Paris Climate Agreement.
There are many places in US where you will find Bohemian cemeteries,
established wherever Czechs settled in the country. The Bohemian National
Cemetery in Chicago was formed in 1877 and, with its 120 acres it is one of
the largest. Chuck Michalek, Bohemian National Cemetery Association board
member and delegate, took Radio Prague’s editor-in-chief Klára Stejskalová
through the grounds and began by explaining how the cemetery was
The young Czech scientist Marie Šabacká has spent a considerable part of
her working life in the Arctic, Antarctic and other remote areas, studying
ecology of polar microorganisms and the impact of climate change on local
ecosystems. This year, she received a prestigious grant from the Neuron
foundation to explore tropical glaciers in Africa.
[18-11-2019 12:56 UTC]
Celebrations of the 30th anniversary of the Velvet Revolution culminated on
Wenceslas Square on Sunday. Some of the most important protests of that
dramatic period took place in that location.
Sociologist Jan Hartl set up Czechoslovakia’s first modern-day polling
agency, STEM, in 1990 and has been closely monitoring domestic politics and
society ever since. When we spoke, the conversation took in Czech
politicians’ shifting attitude to opinion surveys, Václav Havel’s
private discussion circle and the “cautious nature” of the country’s
Thirty years ago Czechs took to the streets to demonstrate for freedom and

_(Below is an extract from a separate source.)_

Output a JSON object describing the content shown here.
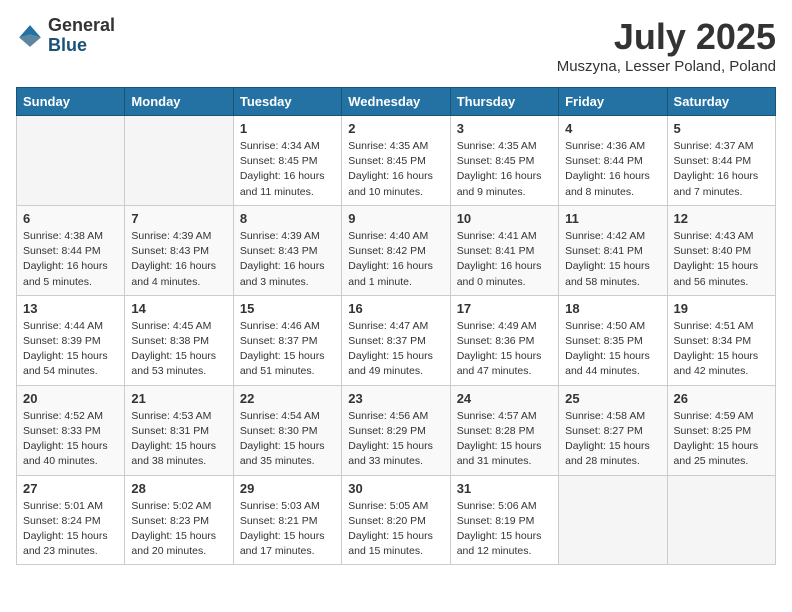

democracy, for the chance to speak their mind without reprisals, to vote in
free elections and shape their own future. Today they are taking stock of
the country’s successes and failures, of how far they have come along the
road to a liberal democracy and market economy and whether the ideals of
1989 are still alive in people’s hearts and minds.
The date is November 17, 1989, eight days after the fall of the Berlin
Wall. A cordon of Czechoslovak riot police blocks the path of thousands of
university students staging a march through Prague, calling for democracy
– and freedom. As police truncheons begin to rain down on their heads,
they chant “We have bare hands” – we are unarmed. Hundreds are
bruised and bloodied; one student reportedly dead. The Velvet Revolution,
as it came to be known, had begun.
At the turn of the millennium, the group ‘minus123minut’ was among the
most innovative and important of Czech bands, known for their live shows
and heady mix of rock, jazz, blues and funk. The band was named Discovery
of the Year in 1999, cut a few LPs, toured Europe, and then broke up in
2009 after the release of their album ‘Dream’. A few years ago,
original singer-guitarist Zdeněk Bína and lyricist-bassist Fredrik
Janáček reformed the band, along with Slovak drummer and vibraphone
player Dano Šoltis. Today’s show features their newly released comeback
album, ‘Les’ (Forest).